So Harry gets to go with the Dursleys and Piers to the zoo. His excitement is rather endearing, and depressing at the same time.
We get a list of all the unwitting magic Harry has performed over the years: growing back hair overnight, shrinking a jumper, Apparating (presumably) onto the roof after being chased by Dudley’s gang … The sad thing is, the Dursleys know more than Harry does about what he’s doing, but they think they can somehow get him to stop doing it if they punish him enough.
‘I had a dream about a motorbike,’ said Harry, remembering suddenly. ‘It was flying.’
Uncle Vernon nearly crashed into the car in front. He turn right around in his seat and yelled at Harry, his face like a gigantic beetroot with a moustache, ‘MOTORBIKES DON’T FLY!’
Dudley and Piers sniggered.
‘I know they don’t,’ said Harry. ‘It was only a dream.’
But he wished he hadn’t said anything. If there was one thing the Dursleys hated even more than his asking questions, it was his talking about anything acting in a way it shouldn’t, no matter if it was in a dream or even a cartoon – they seemed to think he might get dangerous ideas.
- Keep your eyes on the road, Vernon. Gosh.
- The “gigantic beetroot with a moustache” line is classic. Somehow I don’t remember this from the last fourteen times I read this book.
- The whole “Don’t ask questions” thing is really sad. It’s part of the Dursleys’ paranoia that Harry will found out about his abilities, but it tells him that the things he really wants to know about (his past and his parents) are unimportant. Later in the chapter it says that Vernon and Petunia never talk about his parents, and there are no photographs of them in the house. That’s pretty messed up for a ten-year-old. How is Harry not completely screwed up?

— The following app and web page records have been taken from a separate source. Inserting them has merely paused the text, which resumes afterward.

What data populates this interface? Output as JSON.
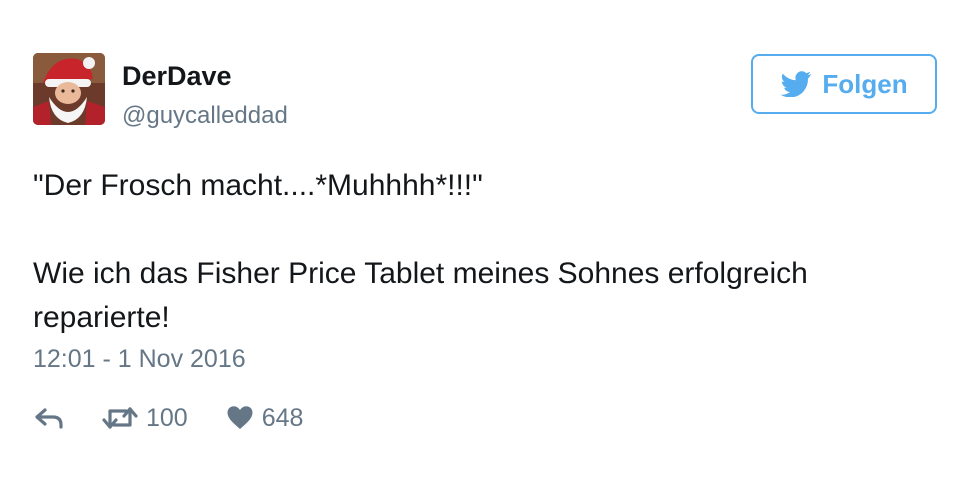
{
  "user": {
    "display_name": "DerDave",
    "handle": "@guycalleddad",
    "avatar_icon": "santa-avatar"
  },
  "follow_button": {
    "label": "Folgen",
    "icon": "twitter-bird-icon",
    "color": "#55acee"
  },
  "tweet": {
    "lines": [
      "\"Der Frosch macht....*Muhhhh*!!!\"",
      "Wie ich das Fisher Price Tablet meines Sohnes erfolgreich",
      "reparierte!"
    ],
    "timestamp": "12:01 - 1 Nov 2016"
  },
  "actions": {
    "reply_icon": "reply-icon",
    "retweet_icon": "retweet-icon",
    "retweet_count": "100",
    "like_icon": "heart-icon",
    "like_count": "648"
  }
}
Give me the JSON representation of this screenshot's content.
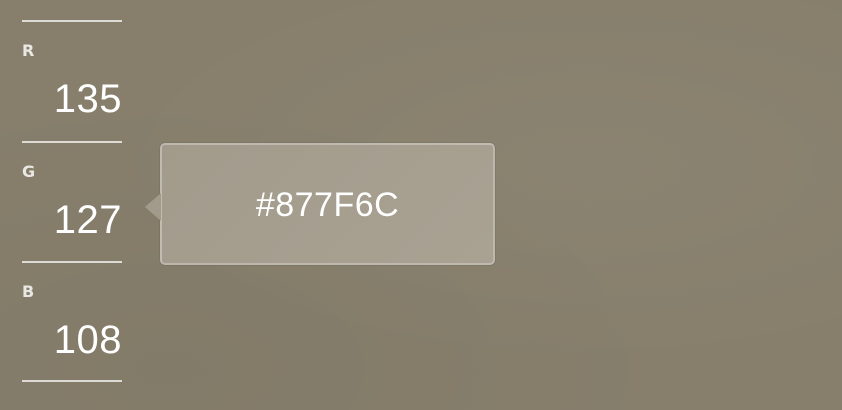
{
  "channels": [
    {
      "label": "R",
      "value": "135"
    },
    {
      "label": "G",
      "value": "127"
    },
    {
      "label": "B",
      "value": "108"
    }
  ],
  "tooltip": {
    "hex": "#877F6C"
  },
  "colors": {
    "background": "#877F6C",
    "tooltip_fill": "#A59E8F",
    "text": "#FFFFFF"
  }
}
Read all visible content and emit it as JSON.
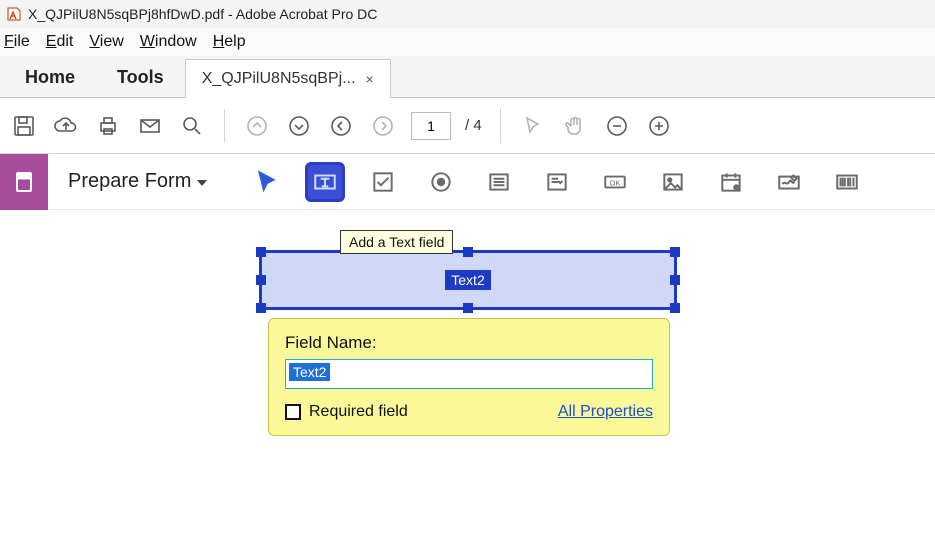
{
  "titlebar": {
    "filename": "X_QJPilU8N5sqBPj8hfDwD.pdf",
    "separator": " - ",
    "app_name": "Adobe Acrobat Pro DC"
  },
  "menubar": {
    "file": "File",
    "edit": "Edit",
    "view": "View",
    "window": "Window",
    "help": "Help"
  },
  "tabrow": {
    "home": "Home",
    "tools": "Tools",
    "doc_tab": "X_QJPilU8N5sqBPj...",
    "close": "×"
  },
  "toolbar": {
    "page_current": "1",
    "page_sep": "/",
    "page_total": "4"
  },
  "formbar": {
    "label": "Prepare Form",
    "tooltip": "Add a Text field"
  },
  "field": {
    "display_name": "Text2"
  },
  "popover": {
    "field_name_label": "Field Name:",
    "field_name_value": "Text2",
    "required_label": "Required field",
    "all_properties": "All Properties"
  }
}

- Not only that, Vernon isn’t angry because Harry is remembering something from his past, and might realise what is going on. Vernon doesn’t know about Hagrid’s motorbike. He’s just obsessed with normality, full stop. (Incidentally, this is an aspect of his character that isn’t really brought out in the film.)
- “They seemed to think he might get dangerous ideas.” Well done, Harry, that’s exactly what they’re afraid of. If only you knew …
Okay, zoo time. It’s so depressing that Harry is satisfied with his “cheap lemon ice lolly”, and that he has “the best morning he’d had in a long time”. Little kids immediately identify with this kind of treatment. But it’s also interesting that the Dursleys are more worried about appearances than systematic abuse of Harry—when the ice cream lady asks what Harry wants, they give in to avoid looking as though they are mistreating him.
… they watched a gorilla scratching its head and looking remarkably like Dudley, except that it wasn’t blond.
I always forget how snarky Harry is at this age. It’s wonderful. Of course, his particular brand of humour is always dark and sarcastic, but in this chapter he just states the truth, and it’s hilarious.
Right, so we all know what happens next. Harry is winked at by a snake (which is hilarious in itself, since snakes are physiologically incapable of moving their eyelids), and accidentally sets it on Dudley and Piers. It’s interesting that, before the glass disappears, this is the only positive experience Harry really has with a snake. They come up a lot in the books, but this is the only time he has a casual chat with one!
When he had been younger, Harry had dreamed and dreamed of some unknown relation coming to take him away, but it had never happened; the Dursleys were his only family.
Oh Harry, if only you knew what was coming!
Now, for today’s fan art: Dudley and Harry by MartinTenbones.